Here’s what happens the first week at Mary Lou Fulton Teachers College


Meghan Krein

Back in August, a flurry of freshmen gathered in the Farmer Education Building on ASU’s Tempe campus for the Mary Lou Fulton Teachers College New Student Assembly to hear from Dean Carole Basile, college faculty and staff, and — quite possibly most anticipated — current students.

There was a bustle of activity as the stage was set up and students mingled, gossiped and met fellow education majors. These events can be intimidating, so it was comforting to see and hear the students at such ease. They asked each other about specialities and dorms and eyelashes. Yes, eyelashes. Clearly, the students were at home.
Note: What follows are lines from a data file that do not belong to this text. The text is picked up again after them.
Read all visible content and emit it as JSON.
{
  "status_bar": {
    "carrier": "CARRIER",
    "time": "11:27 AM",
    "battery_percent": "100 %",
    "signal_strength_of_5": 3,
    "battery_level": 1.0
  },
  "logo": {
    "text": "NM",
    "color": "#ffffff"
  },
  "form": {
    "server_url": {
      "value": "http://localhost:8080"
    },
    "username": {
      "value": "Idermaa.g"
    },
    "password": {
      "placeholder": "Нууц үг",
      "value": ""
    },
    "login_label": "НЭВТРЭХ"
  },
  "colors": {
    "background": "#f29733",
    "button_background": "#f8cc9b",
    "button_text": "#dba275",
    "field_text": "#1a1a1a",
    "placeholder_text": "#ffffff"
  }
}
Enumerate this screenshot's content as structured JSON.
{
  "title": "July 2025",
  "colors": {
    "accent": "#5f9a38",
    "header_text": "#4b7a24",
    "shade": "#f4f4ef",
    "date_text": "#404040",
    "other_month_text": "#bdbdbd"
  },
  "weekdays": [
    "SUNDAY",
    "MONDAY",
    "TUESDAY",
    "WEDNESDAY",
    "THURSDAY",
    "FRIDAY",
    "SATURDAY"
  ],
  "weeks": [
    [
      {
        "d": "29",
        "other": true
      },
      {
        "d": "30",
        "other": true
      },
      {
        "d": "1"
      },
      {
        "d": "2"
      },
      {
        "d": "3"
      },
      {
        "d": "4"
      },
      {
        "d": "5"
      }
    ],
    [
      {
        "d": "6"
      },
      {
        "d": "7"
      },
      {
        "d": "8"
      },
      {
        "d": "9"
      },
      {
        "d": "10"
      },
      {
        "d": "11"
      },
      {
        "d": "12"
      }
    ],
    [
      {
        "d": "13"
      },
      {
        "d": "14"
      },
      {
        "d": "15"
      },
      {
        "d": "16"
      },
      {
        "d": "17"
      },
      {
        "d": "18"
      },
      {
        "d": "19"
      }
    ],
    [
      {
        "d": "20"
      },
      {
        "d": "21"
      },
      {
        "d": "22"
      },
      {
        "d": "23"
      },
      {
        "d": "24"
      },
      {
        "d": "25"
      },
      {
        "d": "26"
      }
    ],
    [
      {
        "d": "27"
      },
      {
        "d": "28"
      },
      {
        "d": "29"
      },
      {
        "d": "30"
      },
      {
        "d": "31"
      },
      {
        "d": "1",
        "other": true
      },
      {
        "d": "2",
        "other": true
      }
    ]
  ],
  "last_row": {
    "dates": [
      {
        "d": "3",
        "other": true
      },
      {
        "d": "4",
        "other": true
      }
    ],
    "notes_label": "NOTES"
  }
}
Dean Carole Basile kicked off the assembly by welcoming the students to MLFTC. “Every one of you is going to impact lots of kids no matter what you do in this field of education. And you never know where things are going to take you. It’s not about just becoming a teacher. You may end up in a school. You may end up in a museum. You may end up in a zoo. You may end up in a policy organization. You may end up in a university. There are lots of places that you can go with an education degree.”

Behind the classroom

Paul Morrison (BAE ’18) is just one example of that. The junior spoke about the literacy crisis our nation is facing. An alarming number of third-grade students are not reading at their level, Paul says. Why? Because third grade is a significant year — it’s the year in which the curriculum changes from teaching kids how to read, to teaching them content. So if students aren’t able to read by the time they’re ready to move on to fourth grade, they won’t be able to read the textbooks and learn from their teachers. That is a crisis.

Paul is problem-solving with the nonprofit Read Better Be Better, an organization committed to improving literacy. Paul doesn’t actually read to the kids. He works behind the scenes. “But I know that what I’m doing still has an impact on them. You don’t have to be in front of students in a classroom, you can help in dozens of different ways. The education field leads into a lot of different paths.” 

Hear Paul's entire talk below. 


Abbie Graham (BAE ’18) has taken an exceptional path. She shared that, in coming from an underprivileged background, she didn’t think college was a possibility. But Abbie graduated at the top of her high school class and, with the help of financial aid, was able to come to ASU’s Mary Lou Fulton Teachers College.

She’s researching the correlation between mental illness and being gifted, which is close to her heart. Years ago, Abbie was treated for panic disorder, which hadn’t been diagnosed earlier because she was first labeled as gifted.

Since the mid-1990s,students who are both gifted and have emotional or behavioral disorders have been termed by the education community as “twice-exceptional students.” Abbie is teaching seventh grade, which is around the time mental health issues appear. “If we have people who are passionate to strive toward solutions, we can make an impact on the community and promote change for the better.” 

Watch all of Abbie's speech: 

Systems of support

The event wrapped up with an ice cream social, as most events should. But the main takeaway was: these freshmen are joining a community, not just a university. The current students had done what they set out to do: relay the message that they’d been there and done that. And at the end of the day, there’s nothing like the support of someone who has just been through what you’re experiencing.